October. The obvious needs to be said: It’s breast cancer awareness month. Be aware. Do your part, check ’em out and get a mammogram. It hurts. But only for about six seconds. Three times on each side. Okay, so 36 seconds. That’s doable. Do it.

Again: October. Halloween is in the air. Candy is in my pockets, my purse, my desk drawer, my car. I am a slave to three types of candy. Milk Duds–available year-round. Candy corn–available year-round (but for some reason, even more delicious after October 1). And peanut butter kisses–a Halloween delicacy. The only other person I am aware of who enjoys them as I do is my sister Susie. We’ve been known to hock a few away on the off-chance that we may see each other and can give the other the yummy surprise. We haven’t lately because she’s hours away from me, and with my children still in school leisure travel during the school months is hard to do. And she is in the glorious stage of no children at home, a great marriage that both she and my brother-in-law enjoy so they do things together and often, and are grandparents so they get to enjoy their sweet little grandbabies. Methinks that my great-niece and great-nephew may be enjoying my peanut butter kisses these days.

On the heels of the candy-fest comes Thanksgiving.
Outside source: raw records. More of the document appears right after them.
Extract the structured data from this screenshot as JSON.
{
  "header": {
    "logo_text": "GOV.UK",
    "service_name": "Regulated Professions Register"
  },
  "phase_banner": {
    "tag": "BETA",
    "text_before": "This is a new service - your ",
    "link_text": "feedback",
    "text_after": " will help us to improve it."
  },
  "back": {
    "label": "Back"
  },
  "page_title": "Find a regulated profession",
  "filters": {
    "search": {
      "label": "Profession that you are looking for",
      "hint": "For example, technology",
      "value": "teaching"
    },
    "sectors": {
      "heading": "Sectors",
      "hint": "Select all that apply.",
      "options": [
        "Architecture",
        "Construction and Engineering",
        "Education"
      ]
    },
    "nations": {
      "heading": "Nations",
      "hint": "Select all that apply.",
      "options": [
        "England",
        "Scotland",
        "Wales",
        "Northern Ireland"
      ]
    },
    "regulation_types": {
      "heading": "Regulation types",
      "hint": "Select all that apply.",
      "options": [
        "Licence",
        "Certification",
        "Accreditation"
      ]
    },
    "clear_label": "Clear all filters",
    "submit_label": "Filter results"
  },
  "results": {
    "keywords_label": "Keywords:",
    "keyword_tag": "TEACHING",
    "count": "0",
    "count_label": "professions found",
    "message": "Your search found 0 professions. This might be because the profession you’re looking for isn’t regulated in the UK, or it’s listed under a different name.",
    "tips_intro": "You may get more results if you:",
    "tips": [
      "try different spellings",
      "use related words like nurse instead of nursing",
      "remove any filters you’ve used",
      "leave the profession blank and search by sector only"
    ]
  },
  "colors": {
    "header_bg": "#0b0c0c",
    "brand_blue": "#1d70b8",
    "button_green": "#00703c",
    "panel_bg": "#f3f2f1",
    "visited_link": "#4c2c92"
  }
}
We have a large family reunion every year, with a LOT of food. This is year is our 50th Anniversary, and we are hoping for a large turn-out. A large turn-out indicates a large amount of food.
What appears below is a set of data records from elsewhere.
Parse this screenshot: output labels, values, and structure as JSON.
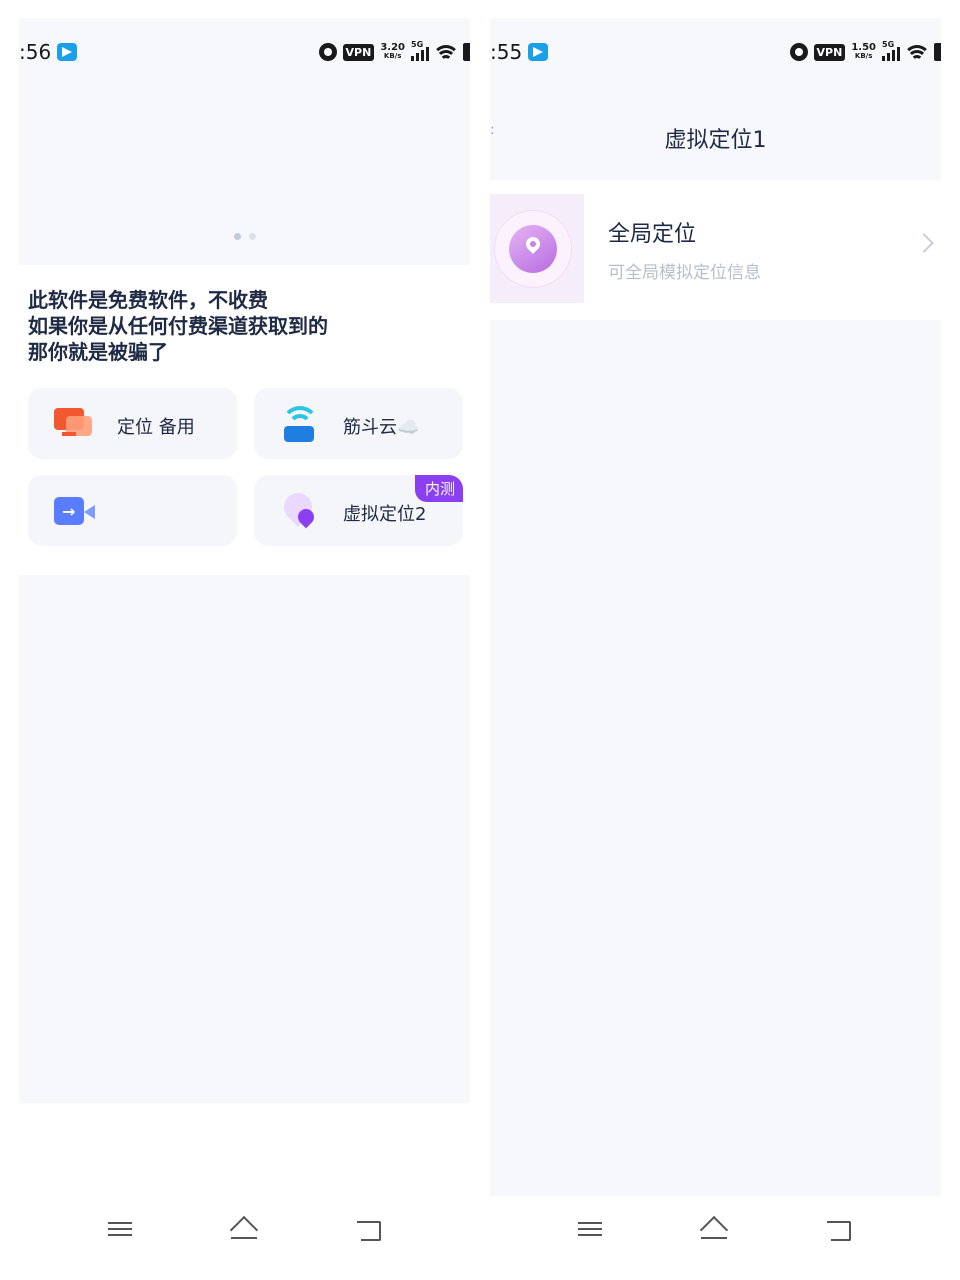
{
  "left": {
    "status": {
      "time": ":56",
      "vpn": "VPN",
      "speed_value": "3.20",
      "speed_unit": "KB/s",
      "network": "5G"
    },
    "notice": [
      "此软件是免费软件，不收费",
      "如果你是从任何付费渠道获取到的",
      "那你就是被骗了"
    ],
    "tiles": [
      {
        "label": "定位 备用",
        "icon": "monitor-icon"
      },
      {
        "label": "筋斗云☁️",
        "icon": "wifi-tower-icon"
      },
      {
        "label": "",
        "icon": "video-forward-icon"
      },
      {
        "label": "虚拟定位2",
        "icon": "location-pin-icon",
        "badge": "内测"
      }
    ]
  },
  "right": {
    "status": {
      "time": ":55",
      "vpn": "VPN",
      "speed_value": "1.50",
      "speed_unit": "KB/s",
      "network": "5G"
    },
    "title": "虚拟定位1",
    "item": {
      "title": "全局定位",
      "subtitle": "可全局模拟定位信息",
      "icon": "location-pin-icon"
    }
  },
  "colors": {
    "accent_purple": "#8a3ff0",
    "background": "#f7f8fb",
    "text": "#1f2a44"
  }
}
Then comes the month of December with Christmas parties, holiday parties, birthday parties, more Christmas parties. You know what ALL these have in common? Food. Lots and lots of food.

You can see where this is all going, can’t you? There is nothing but socializing and over-indulgence in my near future! My new year’s resolution seems pretty plain to figure out–lose weight and exercise. There is really no good reason to start now, with this slippery slope of food starting already. BUT WAIT! January is hard to start being healthy–it’s my Birthday Month. Hmm … “Autumn Resolutions” sounds about right again.